▶ [Dataset content]
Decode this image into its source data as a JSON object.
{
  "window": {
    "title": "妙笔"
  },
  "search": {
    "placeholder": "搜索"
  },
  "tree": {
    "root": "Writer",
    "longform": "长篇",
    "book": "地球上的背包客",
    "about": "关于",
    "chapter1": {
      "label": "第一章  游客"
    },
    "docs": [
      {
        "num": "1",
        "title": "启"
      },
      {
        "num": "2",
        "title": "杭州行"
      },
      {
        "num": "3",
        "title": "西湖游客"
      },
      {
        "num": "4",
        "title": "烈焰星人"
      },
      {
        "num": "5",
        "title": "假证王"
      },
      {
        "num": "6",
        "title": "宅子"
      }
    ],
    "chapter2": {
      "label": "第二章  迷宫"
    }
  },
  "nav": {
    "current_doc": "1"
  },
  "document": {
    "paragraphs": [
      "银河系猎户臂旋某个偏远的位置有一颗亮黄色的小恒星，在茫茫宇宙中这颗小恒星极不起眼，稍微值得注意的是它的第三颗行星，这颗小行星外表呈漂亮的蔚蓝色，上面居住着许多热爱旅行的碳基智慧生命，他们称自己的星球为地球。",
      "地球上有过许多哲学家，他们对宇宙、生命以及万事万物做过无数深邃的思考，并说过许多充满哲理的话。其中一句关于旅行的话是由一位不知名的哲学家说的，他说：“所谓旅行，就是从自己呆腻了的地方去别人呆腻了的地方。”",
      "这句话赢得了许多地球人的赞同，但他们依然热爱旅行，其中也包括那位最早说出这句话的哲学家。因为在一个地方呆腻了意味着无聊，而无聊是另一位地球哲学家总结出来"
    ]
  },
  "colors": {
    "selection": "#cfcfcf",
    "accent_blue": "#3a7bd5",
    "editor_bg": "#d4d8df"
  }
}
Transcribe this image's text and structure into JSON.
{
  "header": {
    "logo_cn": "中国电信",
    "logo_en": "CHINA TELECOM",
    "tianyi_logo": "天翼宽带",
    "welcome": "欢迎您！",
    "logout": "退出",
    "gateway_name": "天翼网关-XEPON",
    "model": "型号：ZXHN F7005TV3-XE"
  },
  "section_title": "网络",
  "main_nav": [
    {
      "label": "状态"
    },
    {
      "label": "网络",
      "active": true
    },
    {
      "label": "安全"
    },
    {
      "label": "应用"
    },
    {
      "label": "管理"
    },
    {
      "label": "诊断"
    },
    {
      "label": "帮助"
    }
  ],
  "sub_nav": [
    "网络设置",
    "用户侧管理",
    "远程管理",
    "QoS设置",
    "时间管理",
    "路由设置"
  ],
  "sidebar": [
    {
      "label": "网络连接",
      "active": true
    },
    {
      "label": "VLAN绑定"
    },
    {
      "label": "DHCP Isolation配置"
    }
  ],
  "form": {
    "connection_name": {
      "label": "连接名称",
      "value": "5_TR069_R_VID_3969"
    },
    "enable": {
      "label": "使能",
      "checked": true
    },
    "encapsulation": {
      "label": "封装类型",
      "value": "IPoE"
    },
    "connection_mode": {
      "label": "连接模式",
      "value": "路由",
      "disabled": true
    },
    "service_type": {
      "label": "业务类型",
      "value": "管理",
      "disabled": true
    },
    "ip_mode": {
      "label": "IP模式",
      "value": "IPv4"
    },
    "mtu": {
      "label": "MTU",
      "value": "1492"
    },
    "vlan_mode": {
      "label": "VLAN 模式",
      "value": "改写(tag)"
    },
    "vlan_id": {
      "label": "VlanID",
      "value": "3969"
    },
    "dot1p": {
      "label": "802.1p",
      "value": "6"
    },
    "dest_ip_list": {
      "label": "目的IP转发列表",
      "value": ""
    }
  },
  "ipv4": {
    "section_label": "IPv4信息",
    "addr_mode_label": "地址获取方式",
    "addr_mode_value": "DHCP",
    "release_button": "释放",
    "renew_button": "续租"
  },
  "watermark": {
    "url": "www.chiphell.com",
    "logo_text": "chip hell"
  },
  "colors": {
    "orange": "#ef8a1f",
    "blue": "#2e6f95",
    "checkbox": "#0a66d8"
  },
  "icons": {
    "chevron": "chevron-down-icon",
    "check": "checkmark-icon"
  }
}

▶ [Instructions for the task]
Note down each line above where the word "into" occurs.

▶ [Expected answer]
Decode this image into its source data as a JSON object.
Transcribe this image's text and structure into JSON.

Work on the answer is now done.